* _Required action_: Copy out the data exactly, leaving the pictures behind.

* _Available data_:

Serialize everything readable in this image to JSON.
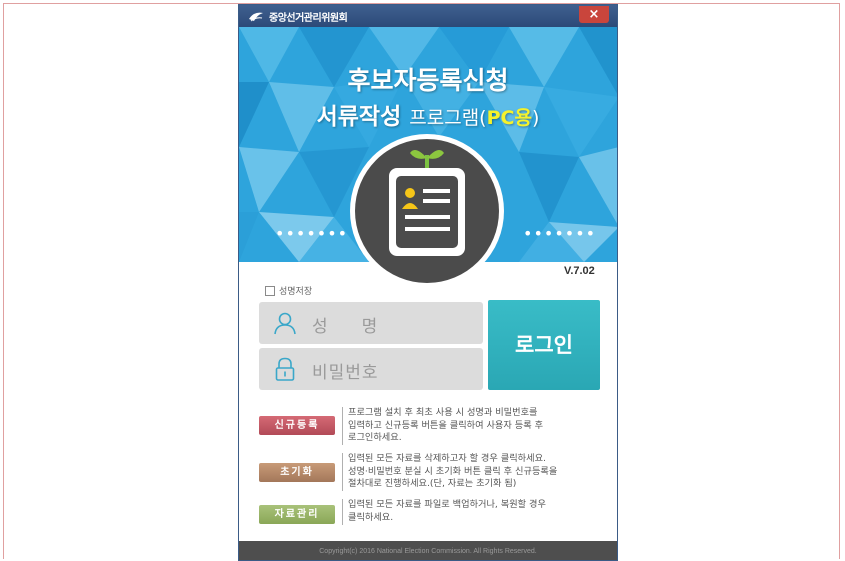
{
  "window": {
    "title": "중앙선거관리위원회",
    "close_label": "×"
  },
  "hero": {
    "title_line1": "후보자등록신청",
    "title_line2_part1": "서류작성 ",
    "title_line2_part2": "프로그램(",
    "title_line2_part3": "PC용",
    "title_line2_part4": ")",
    "dots_left": "•••••••",
    "dots_right": "•••••••"
  },
  "version": "V.7.02",
  "login": {
    "save_name_label": "성명저장",
    "name_placeholder": "성명",
    "password_placeholder": "비밀번호",
    "login_button": "로그인"
  },
  "actions": [
    {
      "label": "신규등록",
      "description": "프로그램 설치 후 최초 사용 시 성명과 비밀번호를\n입력하고 신규등록 버튼을 클릭하여 사용자 등록 후\n로그인하세요."
    },
    {
      "label": "초기화",
      "description": "입력된 모든 자료를 삭제하고자 할 경우 클릭하세요.\n성명·비밀번호 분실 시 초기화 버튼 클릭 후 신규등록을\n절차대로 진행하세요.(단, 자료는 초기화 됨)"
    },
    {
      "label": "자료관리",
      "description": "입력된 모든 자료를 파일로 백업하거나, 복원할 경우\n클릭하세요."
    }
  ],
  "footer": "Copyright(c) 2016 National Election Commission. All Rights Reserved.",
  "colors": {
    "hero_blue": "#2ea4dc",
    "login_teal": "#2aa7b4",
    "register_red": "#b24a57",
    "reset_brown": "#a3775a",
    "manage_green": "#8aa757",
    "accent_yellow": "#f5f22b"
  }
}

* _Exercise solution_:
Serialize everything readable in this image to JSON.
{
  "window": {
    "title": "중앙선거관리위원회",
    "close_label": "×"
  },
  "hero": {
    "title_line1": "후보자등록신청",
    "title_line2_part1": "서류작성 ",
    "title_line2_part2": "프로그램(",
    "title_line2_part3": "PC용",
    "title_line2_part4": ")",
    "dots_left": "•••••••",
    "dots_right": "•••••••"
  },
  "version": "V.7.02",
  "login": {
    "save_name_label": "성명저장",
    "name_placeholder": "성명",
    "password_placeholder": "비밀번호",
    "login_button": "로그인"
  },
  "actions": [
    {
      "label": "신규등록",
      "description": "프로그램 설치 후 최초 사용 시 성명과 비밀번호를\n입력하고 신규등록 버튼을 클릭하여 사용자 등록 후\n로그인하세요."
    },
    {
      "label": "초기화",
      "description": "입력된 모든 자료를 삭제하고자 할 경우 클릭하세요.\n성명·비밀번호 분실 시 초기화 버튼 클릭 후 신규등록을\n절차대로 진행하세요.(단, 자료는 초기화 됨)"
    },
    {
      "label": "자료관리",
      "description": "입력된 모든 자료를 파일로 백업하거나, 복원할 경우\n클릭하세요."
    }
  ],
  "footer": "Copyright(c) 2016 National Election Commission. All Rights Reserved.",
  "colors": {
    "hero_blue": "#2ea4dc",
    "login_teal": "#2aa7b4",
    "register_red": "#b24a57",
    "reset_brown": "#a3775a",
    "manage_green": "#8aa757",
    "accent_yellow": "#f5f22b"
  }
}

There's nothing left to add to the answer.